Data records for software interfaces
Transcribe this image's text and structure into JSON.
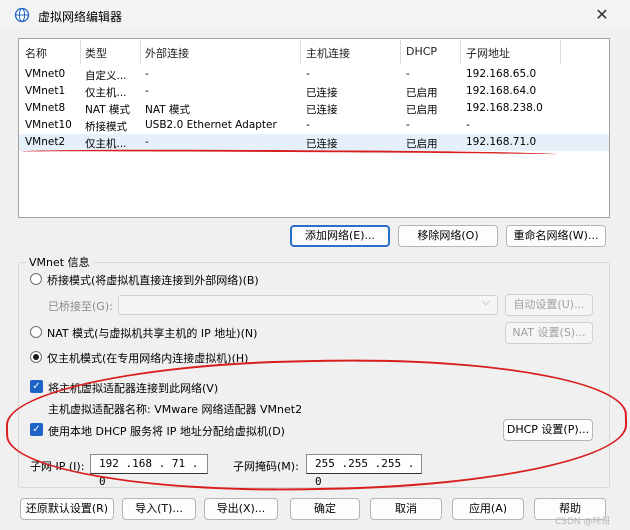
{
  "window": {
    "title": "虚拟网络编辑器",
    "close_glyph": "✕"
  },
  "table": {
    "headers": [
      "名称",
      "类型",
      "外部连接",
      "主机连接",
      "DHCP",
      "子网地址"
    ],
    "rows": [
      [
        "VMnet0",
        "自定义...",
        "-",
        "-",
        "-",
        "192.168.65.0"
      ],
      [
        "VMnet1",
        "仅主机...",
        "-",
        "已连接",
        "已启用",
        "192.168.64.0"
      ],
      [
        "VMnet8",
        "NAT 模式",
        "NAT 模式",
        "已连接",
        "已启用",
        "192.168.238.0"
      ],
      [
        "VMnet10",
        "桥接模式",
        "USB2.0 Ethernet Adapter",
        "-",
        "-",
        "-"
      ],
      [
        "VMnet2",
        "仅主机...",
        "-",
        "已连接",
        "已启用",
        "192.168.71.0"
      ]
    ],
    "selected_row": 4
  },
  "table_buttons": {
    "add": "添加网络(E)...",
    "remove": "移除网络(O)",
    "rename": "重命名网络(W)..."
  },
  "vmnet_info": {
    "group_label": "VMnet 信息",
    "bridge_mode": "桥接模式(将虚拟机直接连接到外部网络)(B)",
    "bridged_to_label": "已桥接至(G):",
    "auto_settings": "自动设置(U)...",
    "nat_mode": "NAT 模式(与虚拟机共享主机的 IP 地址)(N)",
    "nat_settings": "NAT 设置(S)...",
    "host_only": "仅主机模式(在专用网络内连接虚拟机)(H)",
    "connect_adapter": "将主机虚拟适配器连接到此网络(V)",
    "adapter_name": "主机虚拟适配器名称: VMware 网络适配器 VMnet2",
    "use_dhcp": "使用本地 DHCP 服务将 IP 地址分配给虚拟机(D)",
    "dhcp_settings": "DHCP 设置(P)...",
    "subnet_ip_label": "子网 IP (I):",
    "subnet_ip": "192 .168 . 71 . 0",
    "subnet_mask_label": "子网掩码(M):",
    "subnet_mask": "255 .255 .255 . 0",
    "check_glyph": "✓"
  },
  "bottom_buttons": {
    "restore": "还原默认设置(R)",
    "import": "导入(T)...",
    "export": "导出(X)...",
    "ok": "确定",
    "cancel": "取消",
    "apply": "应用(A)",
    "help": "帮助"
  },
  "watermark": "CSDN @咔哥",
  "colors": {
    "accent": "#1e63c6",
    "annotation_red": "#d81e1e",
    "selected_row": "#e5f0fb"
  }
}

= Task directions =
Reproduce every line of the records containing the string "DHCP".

= Result below =
      "DHCP",
    "use_dhcp": "使用本地 DHCP 服务将 IP 地址分配给虚拟机(D)",
    "dhcp_settings": "DHCP 设置(P)...",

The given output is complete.